The CBS news story mentioned only Boston Scientific as a defendant in transvaginal mesh (TVM) cases, though several other gynecological mesh makers also face lawsuits. Other defendants include Johnson & Johnson (Ethicon), American Medical Systems (AMS), C.R. Bard, Coloplast, and Cook Medical.
Sixty Minutes reported that Boston Scientific faces some 48,000 lawsuits in what has generated the largest multi-district litigation since asbestos. The suits claim mesh can inflict life-changing pain and injury. Suits against Boston Scientific also claim the company used a mesh product never meant to be put inside the human body.
More than two million American women have received gynecological mesh implants. All the mesh makers claim their products are safe.
CBS News reported the story of one woman implanted with a Boston Scientific gynecological mesh for stress urinary incontinence and also to lift organs that shifted after pregnancy. Gwyn Madsen had a Boston Scientific implant in 2012.
Gwyn Madsen told CBS that the mesh “felt like a cheese grater inside of me.”
Ms. Madsen said she suffered pain which left her barely able to sit or play with her children. She said, “It felt like the material was pulling on the muscles and I’d get shooting pains. You almost felt like there was something inside of you that was like sandpaper back and forth, every time you’d walk.”

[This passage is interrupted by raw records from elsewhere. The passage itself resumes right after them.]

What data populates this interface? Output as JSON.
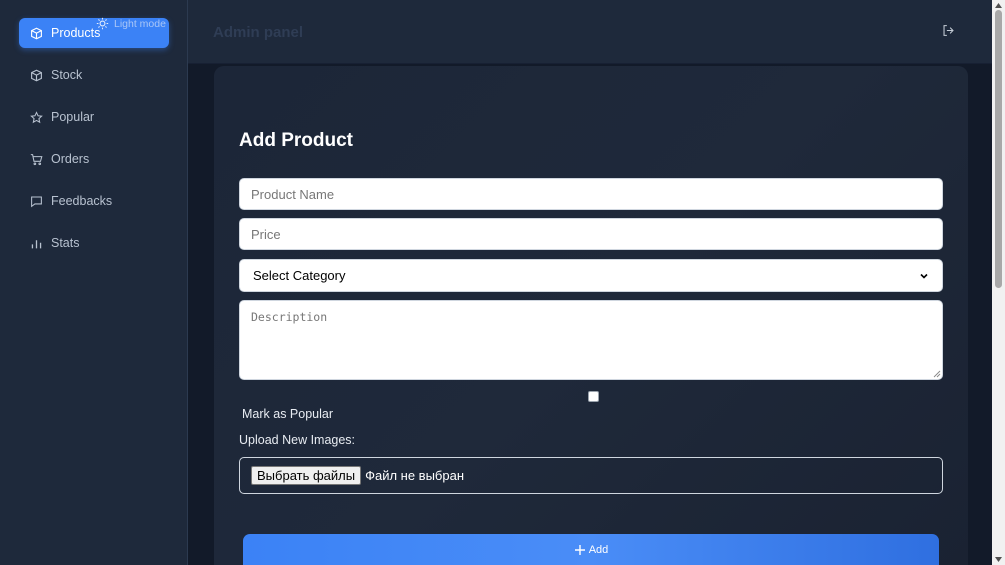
{
  "sidebar": {
    "theme_toggle_label": "Light mode",
    "items": [
      {
        "label": "Products",
        "icon": "box-icon",
        "active": true
      },
      {
        "label": "Stock",
        "icon": "cube-icon"
      },
      {
        "label": "Popular",
        "icon": "star-icon"
      },
      {
        "label": "Orders",
        "icon": "cart-icon"
      },
      {
        "label": "Feedbacks",
        "icon": "chat-icon"
      },
      {
        "label": "Stats",
        "icon": "bar-chart-icon"
      }
    ]
  },
  "header": {
    "title": "Admin panel",
    "logout_icon": "logout-icon"
  },
  "form": {
    "title": "Add Product",
    "product_name": {
      "value": "",
      "placeholder": "Product Name"
    },
    "price": {
      "value": "",
      "placeholder": "Price"
    },
    "category": {
      "selected": "Select Category"
    },
    "description": {
      "value": "",
      "placeholder": "Description"
    },
    "mark_popular_label": "Mark as Popular",
    "mark_popular_checked": false,
    "upload_label": "Upload New Images:",
    "file_button_label": "Выбрать файлы",
    "file_status": "Файл не выбран",
    "submit_label": "Add"
  },
  "colors": {
    "accent": "#3b82f6",
    "sidebar_bg": "#1e293b",
    "page_bg": "#121a29"
  }
}
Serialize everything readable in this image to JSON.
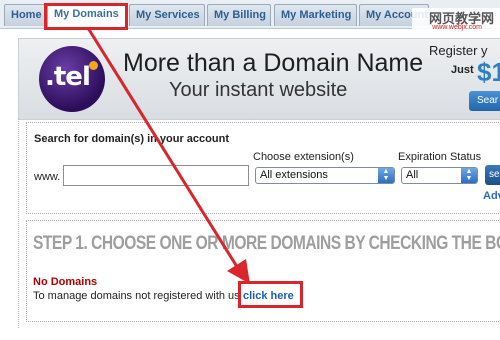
{
  "nav": {
    "tabs": [
      {
        "label": "Home",
        "active": false
      },
      {
        "label": "My Domains",
        "active": true
      },
      {
        "label": "My Services",
        "active": false
      },
      {
        "label": "My Billing",
        "active": false
      },
      {
        "label": "My Marketing",
        "active": false
      },
      {
        "label": "My Account",
        "active": false
      }
    ],
    "watermark_main": "网页教学网",
    "watermark_sub": "www.webjx.com"
  },
  "banner": {
    "logo_text": ".tel",
    "headline": "More than a Domain Name",
    "subline": "Your instant website",
    "register_text": "Register y",
    "just_text": "Just",
    "price_text": "$1",
    "search_button": "Sear"
  },
  "search": {
    "title": "Search for domain(s) in your account",
    "www_label": "www.",
    "domain_value": "",
    "extension_label": "Choose extension(s)",
    "extension_value": "All extensions",
    "expiration_label": "Expiration Status",
    "expiration_value": "All",
    "go_button": "se",
    "advanced_link": "Adv"
  },
  "step": {
    "title": "STEP 1. CHOOSE ONE OR MORE DOMAINS BY CHECKING THE BO",
    "no_domains": "No Domains",
    "manage_text": "To manage domains not registered with us",
    "click_here": "click here"
  },
  "colors": {
    "accent_tab": "#2b5f93",
    "highlight": "#d8262c",
    "error": "#b40000",
    "link": "#1a5fb4"
  }
}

Boston Scientific, which lost a $73 million verdict over one of its TVM products following a 2016 trial in Texas, has fought allegations like Ms. Madsen’s for years. The company told CBS: “Nearly one million women have been successfully treated. (We) have extensively tested the [plastic] resin to confirm its composition, safety and performance.”
100,000 Women suing over Gynecological Mesh
The American Urogynecological Society – which has embraced the plastic mesh because it is easier to apply than the gold standard suture method for repairing POP or SUI – has also claimed plastic mesh is “safe and effective.” Many doctors, however, disagree.
Dr. Michael Margolis testified for the woman who won a $73 million verdict in the Texas case. He told CBS that the women’s mesh causes a chronic inflammatory reaction. He has removed more than 350 mesh implants.
“The slings I’ve removed are substantially altered in their architecture,” Dr. Margolis told CBS. “They are shrunk by at least 50% in width. They are encased in scar tissue. The pores [in the mesh] shrunk substantially.”
Dr. Margolis showed CBS a mesh he removed which had been implanted. It had shrunk substantially, he said, had folded, contracted, embedded in scar tissue, and was choking off the woman’s urethra. He said it was half the size it had been upon implant.
Dr. Margolis told Scott Pelley the implant is “not supposed to change.”
Missing from the CBS story and interviews was the fact that Boston Scientific, as well as Johnson & Johnson (Ethicon, American Medical Systems (AMS), and Bard have all lost multi-million-dollar verdicts to women implanted with the companies’ transvaginal mesh products.
FDA: Serious Adverse Events “not rare”
The story did include the fact that the FDA has issued a damning report regarding TVM mesh. In 2011, the FDA said that it found mesh used to support organs after pregnancy had resulted in nearly 4,000 “reports of injury, death, and malfunction” and complications including “pain, infection, urinary problems, bleeding and organ perforation.” The FDA wrote that, “Serious adverse events are not rare.”
Indeed. At least 100,000 women would apparently agree with that statement.